It was there that Sean and Matt (Seatt?) began to really experience the festival feeling, the moment when being part of the crowd was as much fun as listening to the music. Swaying two inches from the sweaty face of a stranger was more of a bonding process than a hindrance. It was at Broken Social Scene’s set that Matt really began to have fun. No Leslie, no Amy and No Emily were anywhere in sight, but all the classic dudes were in attendance and splayed in row at front. Six+ mics with guitar/saxophone wielding Canadians behind them is a heavy force to contend with, and we had no argument. They kicked things off with “Stars and Sons” leading into “7/4 (Shoreline)” and continued to butter us up with “Fire Eye’d Boy” before launching into some of their newer material. Matt didn’t enjoy the wild shrieking on “Texico Bitches” but then the lone-lady-voice brought her considerable chops on the great “All to All” with some local string talent backing her up.
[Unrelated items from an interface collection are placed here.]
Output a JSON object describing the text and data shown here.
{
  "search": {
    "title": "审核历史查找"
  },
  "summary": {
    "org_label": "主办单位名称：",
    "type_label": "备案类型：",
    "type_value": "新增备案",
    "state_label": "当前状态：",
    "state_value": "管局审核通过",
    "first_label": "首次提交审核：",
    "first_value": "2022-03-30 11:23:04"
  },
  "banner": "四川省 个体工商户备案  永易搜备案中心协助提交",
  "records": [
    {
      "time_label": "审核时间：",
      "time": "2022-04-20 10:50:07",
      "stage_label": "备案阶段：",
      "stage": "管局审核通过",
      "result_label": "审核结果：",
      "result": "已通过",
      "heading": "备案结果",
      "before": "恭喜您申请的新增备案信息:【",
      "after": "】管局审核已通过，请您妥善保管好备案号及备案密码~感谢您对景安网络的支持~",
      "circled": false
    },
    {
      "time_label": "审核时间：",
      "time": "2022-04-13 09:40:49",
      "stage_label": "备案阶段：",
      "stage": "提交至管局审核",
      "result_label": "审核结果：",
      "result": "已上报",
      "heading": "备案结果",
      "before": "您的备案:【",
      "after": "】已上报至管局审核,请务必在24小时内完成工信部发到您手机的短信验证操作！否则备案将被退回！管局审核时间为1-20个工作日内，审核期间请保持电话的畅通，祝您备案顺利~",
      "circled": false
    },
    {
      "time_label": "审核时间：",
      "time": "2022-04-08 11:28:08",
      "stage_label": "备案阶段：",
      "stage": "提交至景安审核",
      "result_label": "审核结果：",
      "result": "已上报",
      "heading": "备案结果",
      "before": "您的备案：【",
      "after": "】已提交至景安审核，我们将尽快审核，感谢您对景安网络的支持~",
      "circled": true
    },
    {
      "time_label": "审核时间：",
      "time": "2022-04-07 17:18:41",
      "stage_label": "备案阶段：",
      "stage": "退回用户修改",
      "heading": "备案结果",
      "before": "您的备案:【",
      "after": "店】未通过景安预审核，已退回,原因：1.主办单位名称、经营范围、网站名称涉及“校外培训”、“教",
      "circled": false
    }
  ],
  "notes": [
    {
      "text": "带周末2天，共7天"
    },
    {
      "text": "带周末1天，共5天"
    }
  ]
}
Kevin Drew and company ended with their “anthem” coincidently known as “Meet Me in the Basement” from their newest Forgiveness Rock Record. The energy level was fantastic throughout the performance and Matt was blown away by how wonderfully a whole stage full of individuals could contribute to a musical performance. Brendan Canning’s high kicks punctuated the air like exclamation points on a musical score of a day. It was his first time seeing BSS and he has learnt his lesson from the masters.
It should be mentioned that Robyn was performing across the way while half of TWJ fought for a spot near the BSS stage. From what they could see and hear, she was dressed to impress and sang beautifully; giving a fantastic effort to her crowd. Sean was a little sad he didn’t get to see her up close, he had a crush on her back when he was a pubescent boy, and it seemed little had changed. Gazing upon her from afar with her midriff exposed while giving the air dramatic punches in time with the synthesizers got Sean nice and randy. Matt was right there with him. Robyn gives an accurate live performance and sounds exactly like she does on her newest record: Body Talk Pt.1. And that’s a nice thing to hear, whatever world you live in.
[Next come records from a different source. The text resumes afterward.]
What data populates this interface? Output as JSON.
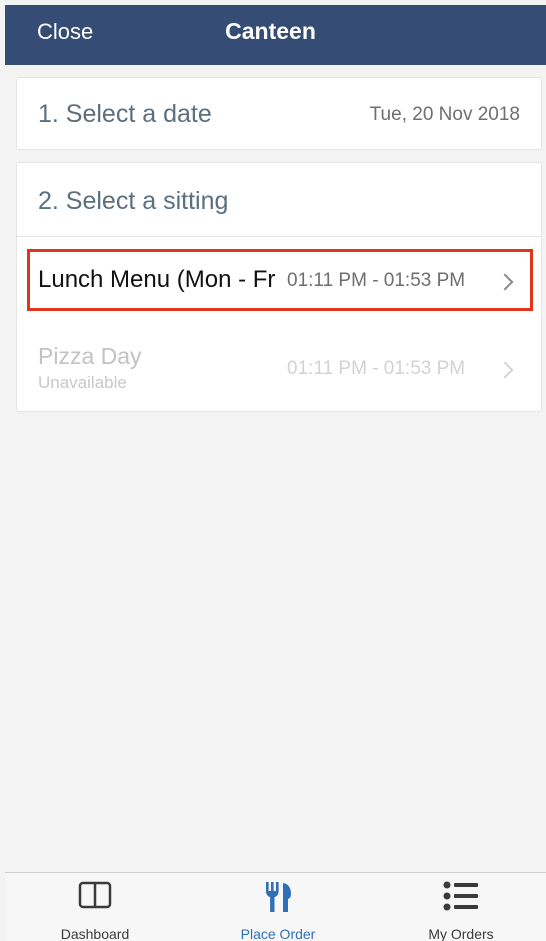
{
  "header": {
    "close_label": "Close",
    "title": "Canteen",
    "background_color": "#354d74"
  },
  "date_card": {
    "label": "1. Select a date",
    "value": "Tue, 20 Nov 2018"
  },
  "sitting_card": {
    "heading": "2. Select a sitting",
    "items": [
      {
        "name": "Lunch Menu (Mon - Fri)",
        "time": "01:11 PM - 01:53 PM",
        "available": true,
        "highlighted": true
      },
      {
        "name": "Pizza Day",
        "subtitle": "Unavailable",
        "time": "01:11 PM - 01:53 PM",
        "available": false
      }
    ],
    "highlight_color": "#e0361d"
  },
  "tabbar": {
    "tabs": [
      {
        "label": "Dashboard",
        "icon": "dashboard-icon"
      },
      {
        "label": "Place Order",
        "icon": "fork-knife-icon",
        "active": true
      },
      {
        "label": "My Orders",
        "icon": "list-icon"
      }
    ],
    "active_color": "#2f6fb8"
  }
}
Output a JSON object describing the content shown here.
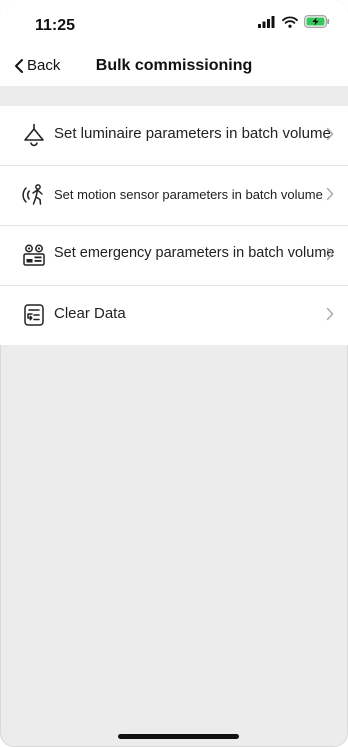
{
  "status": {
    "time": "11:25"
  },
  "nav": {
    "back_label": "Back",
    "title": "Bulk commissioning"
  },
  "rows": [
    {
      "label": "Set luminaire parameters in batch volume",
      "icon": "lamp-icon"
    },
    {
      "label": "Set motion sensor parameters in batch volume",
      "icon": "motion-sensor-icon"
    },
    {
      "label": "Set emergency parameters in batch volume",
      "icon": "emergency-device-icon"
    },
    {
      "label": "Clear Data",
      "icon": "clear-data-icon"
    }
  ]
}
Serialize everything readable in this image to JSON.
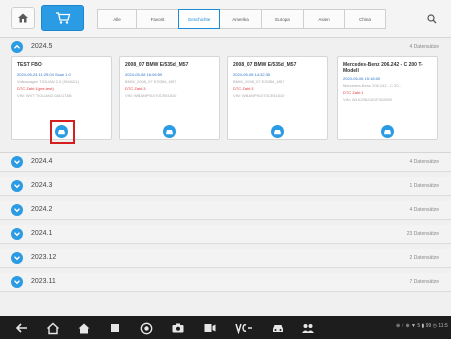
{
  "topbar": {
    "tabs": [
      {
        "label": "Alle"
      },
      {
        "label": "Favorit"
      },
      {
        "label": "Geschichte",
        "active": true
      },
      {
        "label": "Amerika"
      },
      {
        "label": "Europa"
      },
      {
        "label": "Asien"
      },
      {
        "label": "China"
      }
    ]
  },
  "expanded_section": {
    "label": "2024.5",
    "count": "4 Datensätze",
    "cards": [
      {
        "title": "TEST FBO",
        "date": "2024-05-24 11:29:04 Scan 1.0",
        "vehicle": "Volkswagen TIGUAN 2.0 (5N/AD1)",
        "dtc": "DTC Zahl:1(pre-test)",
        "vin": "VIN: WVT TIGUAN2.0AD1TAB"
      },
      {
        "title": "2008_07 BMW E/535d_M57",
        "date": "2024-05-08 16:06:59",
        "vehicle": "BMW_2008_07 E/535d_M57",
        "dtc": "DTC Zahl:3",
        "vin": "VIN: WBANP91070CE61610"
      },
      {
        "title": "2008_07 BMW E/535d_M57",
        "date": "2024-05-08 14:32:35",
        "vehicle": "BMW_2008_07 E/535d_M57",
        "dtc": "DTC Zahl:3",
        "vin": "VIN: WBANP91070CE61610"
      },
      {
        "title": "Mercedes-Benz 206.242 - C 200 T-Modell",
        "date": "2024-05-06 15:18:00",
        "vehicle": "Mercedes-Benz 206.242 - C 20...",
        "dtc": "DTC Zahl:1",
        "vin": "VIN: W1K2062421F002890"
      }
    ]
  },
  "rows": [
    {
      "label": "2024.4",
      "count": "4 Datensätze"
    },
    {
      "label": "2024.3",
      "count": "1 Datensätze"
    },
    {
      "label": "2024.2",
      "count": "4 Datensätze"
    },
    {
      "label": "2024.1",
      "count": "23 Datensätze"
    },
    {
      "label": "2023.12",
      "count": "2 Datensätze"
    },
    {
      "label": "2023.11",
      "count": "7 Datensätze"
    }
  ],
  "status": {
    "text": "⊕ ↑ ⊕ ▼ 5 ▮ 99 ◷ 11:5"
  },
  "colors": {
    "accent": "#2b9be4",
    "highlight_box": "#d51e1e",
    "dtc_text": "#e23a3a",
    "date_text": "#2b73c7",
    "navbar": "#1d1d1d"
  }
}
The headliner for the night was Modest Mouse, a band that Seatt both appreciate, but don’t delve too deep into. So when MM mounted the stage at 8:30 that night, they were far in the back, more concerned with their newly-reunited college friends than they were with what type of guitar Isaac Brock was using. However, it was the crowd of thousands, the night sky and the glow sticks that drew them in, causing them to sway their heads to some of the more ambiguous songs and shout out loud to “Float On”. Much of the performance seemed to draw from Modest Mouse’s earlier catalog and as such it left Sean and Matt scratching their heads figuratively but tapping their feet in actuality.
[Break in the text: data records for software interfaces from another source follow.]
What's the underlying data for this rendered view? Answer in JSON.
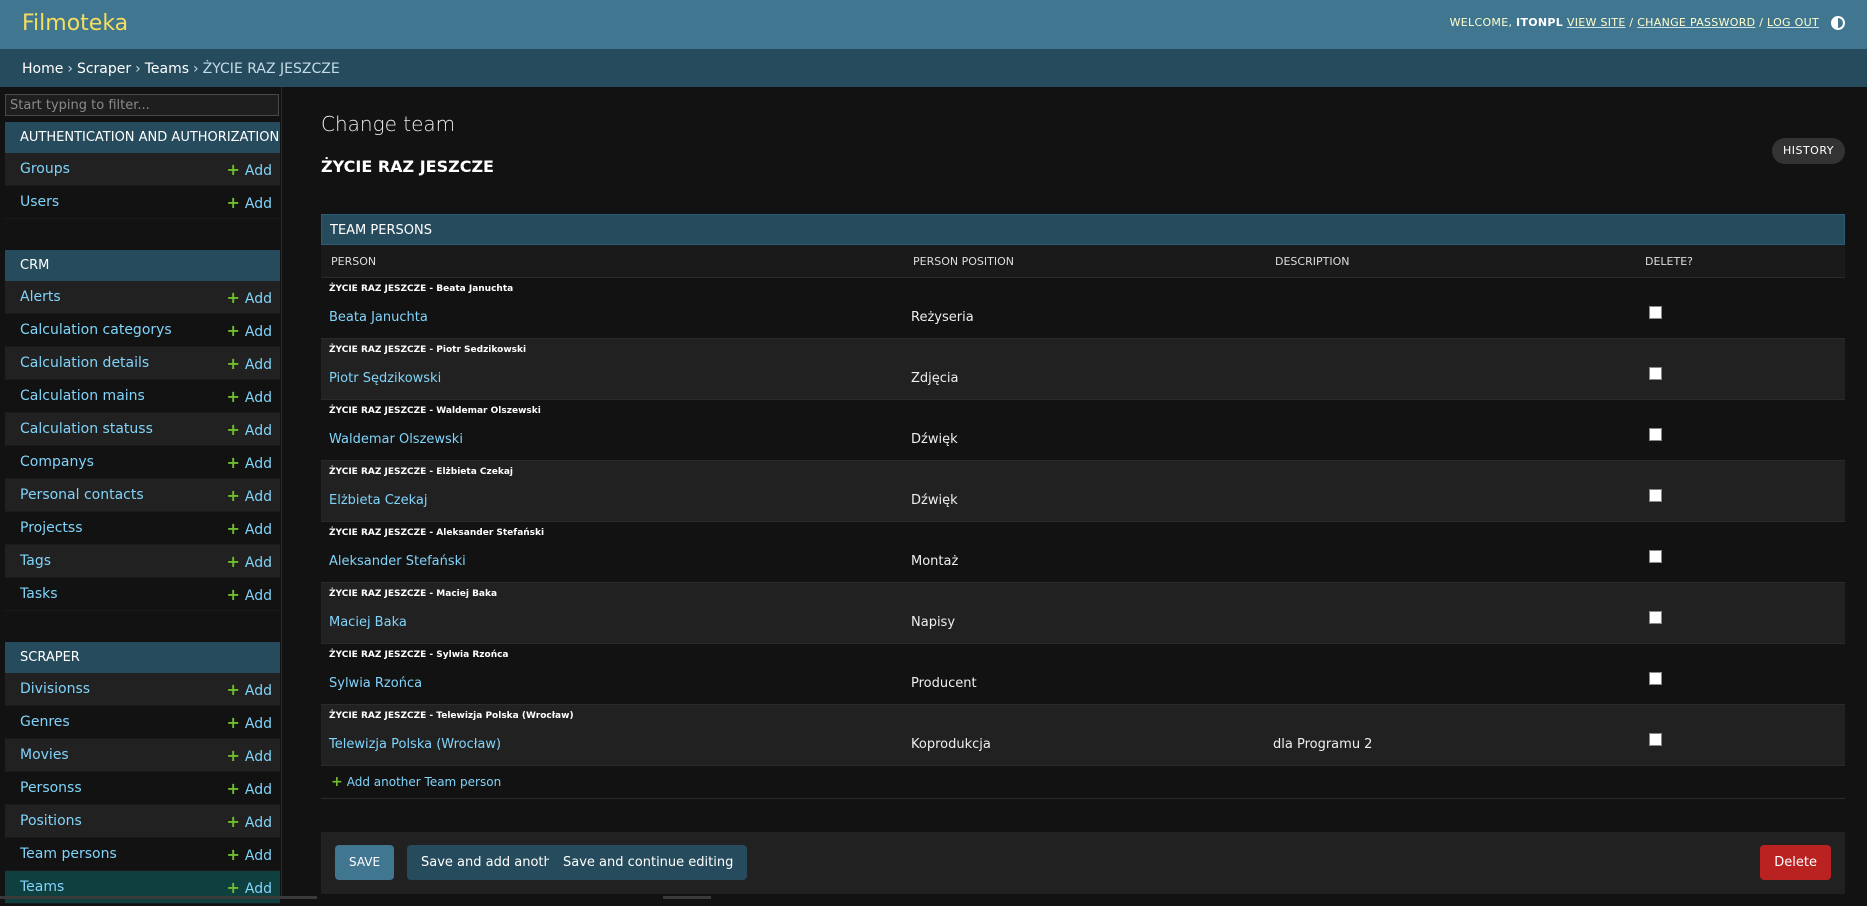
{
  "header": {
    "brand": "Filmoteka",
    "welcome": "WELCOME,",
    "username": "ITONPL",
    "view_site": "VIEW SITE",
    "sep1": "/",
    "change_password": "CHANGE PASSWORD",
    "sep2": "/",
    "log_out": "LOG OUT"
  },
  "breadcrumbs": {
    "home": "Home",
    "app": "Scraper",
    "model": "Teams",
    "current": "ŻYCIE RAZ JESZCZE",
    "sep": "›"
  },
  "sidebar": {
    "filter_placeholder": "Start typing to filter...",
    "add_label": "Add",
    "apps": [
      {
        "name": "AUTHENTICATION AND AUTHORIZATION",
        "models": [
          "Groups",
          "Users"
        ]
      },
      {
        "name": "CRM",
        "models": [
          "Alerts",
          "Calculation categorys",
          "Calculation details",
          "Calculation mains",
          "Calculation statuss",
          "Companys",
          "Personal contacts",
          "Projectss",
          "Tags",
          "Tasks"
        ]
      },
      {
        "name": "SCRAPER",
        "models": [
          "Divisionss",
          "Genres",
          "Movies",
          "Personss",
          "Positions",
          "Team persons",
          "Teams"
        ]
      }
    ]
  },
  "main": {
    "page_title": "Change team",
    "object_title": "ŻYCIE RAZ JESZCZE",
    "history": "HISTORY"
  },
  "inline": {
    "caption": "TEAM PERSONS",
    "columns": [
      "PERSON",
      "PERSON POSITION",
      "DESCRIPTION",
      "DELETE?"
    ],
    "rows": [
      {
        "original": "ŻYCIE RAZ JESZCZE - Beata Januchta",
        "person": "Beata Januchta",
        "position": "Reżyseria",
        "description": ""
      },
      {
        "original": "ŻYCIE RAZ JESZCZE - Piotr Sedzikowski",
        "person": "Piotr Sędzikowski",
        "position": "Zdjęcia",
        "description": ""
      },
      {
        "original": "ŻYCIE RAZ JESZCZE - Waldemar Olszewski",
        "person": "Waldemar Olszewski",
        "position": "Dźwięk",
        "description": ""
      },
      {
        "original": "ŻYCIE RAZ JESZCZE - Elżbieta Czekaj",
        "person": "Elżbieta Czekaj",
        "position": "Dźwięk",
        "description": ""
      },
      {
        "original": "ŻYCIE RAZ JESZCZE - Aleksander Stefański",
        "person": "Aleksander Stefański",
        "position": "Montaż",
        "description": ""
      },
      {
        "original": "ŻYCIE RAZ JESZCZE - Maciej Baka",
        "person": "Maciej Baka",
        "position": "Napisy",
        "description": ""
      },
      {
        "original": "ŻYCIE RAZ JESZCZE - Sylwia Rzońca",
        "person": "Sylwia Rzońca",
        "position": "Producent",
        "description": ""
      },
      {
        "original": "ŻYCIE RAZ JESZCZE - Telewizja Polska (Wrocław)",
        "person": "Telewizja Polska (Wrocław)",
        "position": "Koprodukcja",
        "description": "dla Programu 2"
      }
    ],
    "add_another": "Add another Team person"
  },
  "submit": {
    "save": "SAVE",
    "save_add": "Save and add another",
    "save_continue": "Save and continue editing",
    "delete": "Delete"
  },
  "colors": {
    "header_bg": "#417690",
    "breadcrumb_bg": "#264b5d",
    "brand": "#f5dd5d",
    "link": "#81d4fa",
    "add_plus": "#70bf2b",
    "delete_button": "#ba2121"
  }
}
Day 1 was a wonderful experience for the two intrepid friends. They had survived their travels and wanderings in the fine city of Chicago, and made it through the festival experience intact, if a little foot-sore and sun-toasted. If only they knew what Day 2 would bring them…………
–Matt and Sean